Half-siblings also share the same relationships as other extended family members as long as they are mutually blood-related. A half-brother will share in 50% of your lineage, as the pedigree of your common parent only.
Aunts and uncles are siblings of your parents. Great aunts and great uncles (properly called grand aunts and uncles) are the siblings of your grandparents.
Common Family Relationship Questions
Is it possible to have a cousin that is not related to you?
The rule of thumb in terms of a family relationship chart, is that you’re identifying others as being a blood relative. A blood relative means that you and another person share one or more common ancestors. A step-child or an adopted non-blood child (of any generation) that shares no genetic lineage as you, will be genetically un-related. However, family trees are more inclusive. Aunts and uncles married into the family are indeed related to you by marriage while you share no blood relationship with them. Consider that an in-law aunt or uncle related by marriage parented a child prior to their marriage to your relative (with a different partner). This child is of no relation genetically or on paper (via marriage) unless your blood relative adopts them. Often in the name of family inclusivity we still call them “cousins” regardless of their actual blood relation or not.
Read More: Who Gets Included in the Family Tree?

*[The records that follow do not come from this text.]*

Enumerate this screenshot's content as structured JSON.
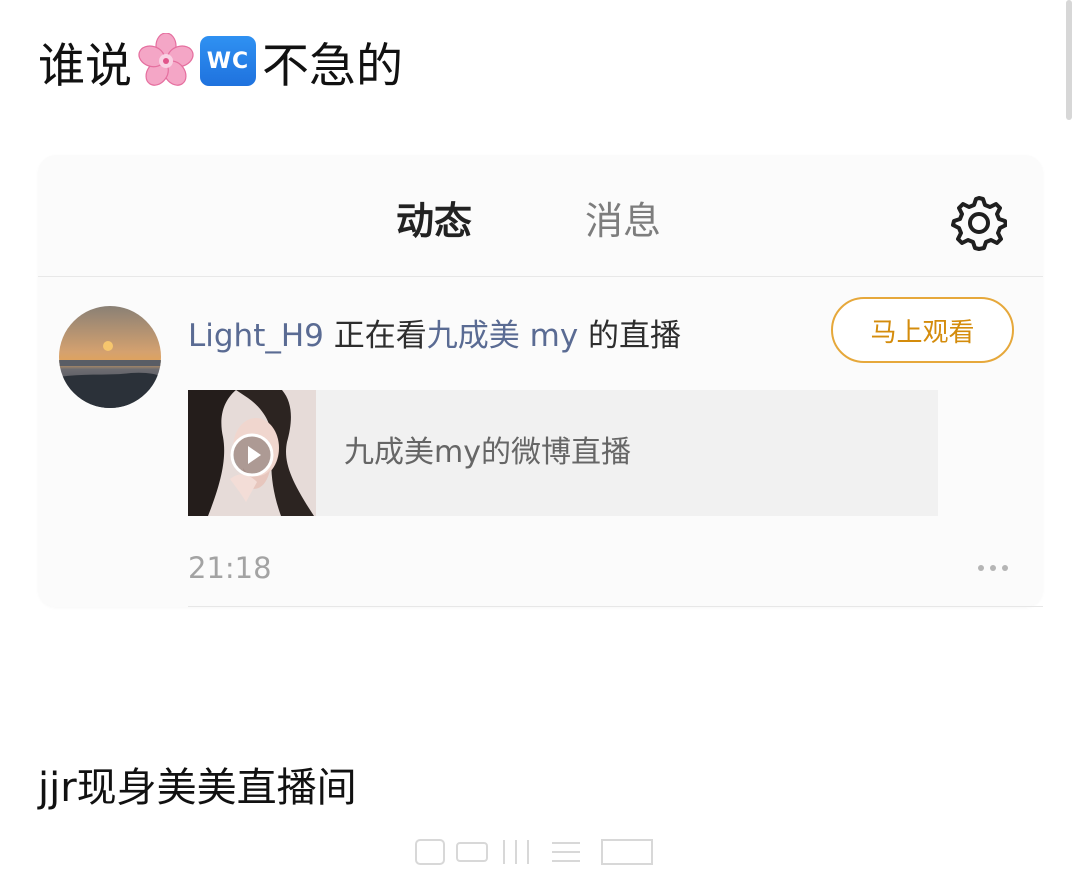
{
  "page": {
    "title_prefix": "谁说",
    "title_badge": "WC",
    "title_suffix": "不急的",
    "caption": "jjr现身美美直播间"
  },
  "card": {
    "tabs": [
      {
        "label": "动态",
        "active": true
      },
      {
        "label": "消息",
        "active": false
      }
    ],
    "feed": {
      "user": "Light_H9",
      "verb": " 正在看",
      "streamer": "九成美 my",
      "suffix": " 的直播",
      "button": "马上观看",
      "live_title": "九成美my的微博直播",
      "time": "21:18"
    }
  },
  "icons": {
    "blossom": "cherry-blossom-icon",
    "wc": "wc-badge-icon",
    "settings": "gear-icon",
    "play": "play-icon",
    "more": "more-icon"
  },
  "colors": {
    "accent": "#f7a80a",
    "link": "#5a6b93",
    "button_border": "#e6a83b",
    "button_text": "#d48c0c"
  }
}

Is it possible to have an aunt or an uncle that is younger than you?
Absolutely! Big families tend to have elder nieces and nephews, and when the children of a family span a broad difference in age. Anyone of child-bearing age can birth an aunt or uncle if his/her parents are still having children themselves.
Is Uncle Grandpa something that can happen?
Sadly, yes. This rarely appears in genealogy but it has happened. It is possible for instance if one of your parents had an older male sibling that either by abuse or incest impregnated his own mother. The resulting child would be the half-brother or half-sister of their own sibling and father. When the resulting child has a family of their own, his/her children will have an Uncle Grandpa.
How can I calculate the family relationship with a really distant relative easily?
The main idea is that if you share a grandparent you’re first cousins. Shared great-grandparents make you a second cousin. 2nd great grandparents in common make you third cousins. This gets more complicated when you’re a generation removed or more, and the common ancestor is quite distant. A website called Famlii has a calculator here if you’re looking for an easier way to calculate your relationship to a distant relative.
Can an individual be related to you in more than one way?
Yes. In fact it is not too uncommon for ancestors to be related to you in more than one way. In genealogy we sometimes find parents or a married couple that were in fact distantly related though the individuals probably weren’t aware of it. Example: If your great grandfather married his third cousin once removed, his spouse would be your distant cousin and great-grandmother at the same time.
Conclusion: Finding out how you’re related to someone
The main takeaway in using a family relationship chart to calculate your relationship with relatives is that you focus on your nearest common ancestor. Your relationship with the common ancestor, compared with their relationship to the same person will define your relationship with that individual.
Relations spanning various generations are the determining factor in whether someone is a direct cousin or a generation-removed cousin. Many people confuse once-removed cousins with second cousins.
Use the family relationship chart as a visual representation of the various family relationships that exist within a family. These are typically organized in a hierarchical fashion, with the most immediate relationships at the top left of the chart and the more distant relationships spanning down and to the right.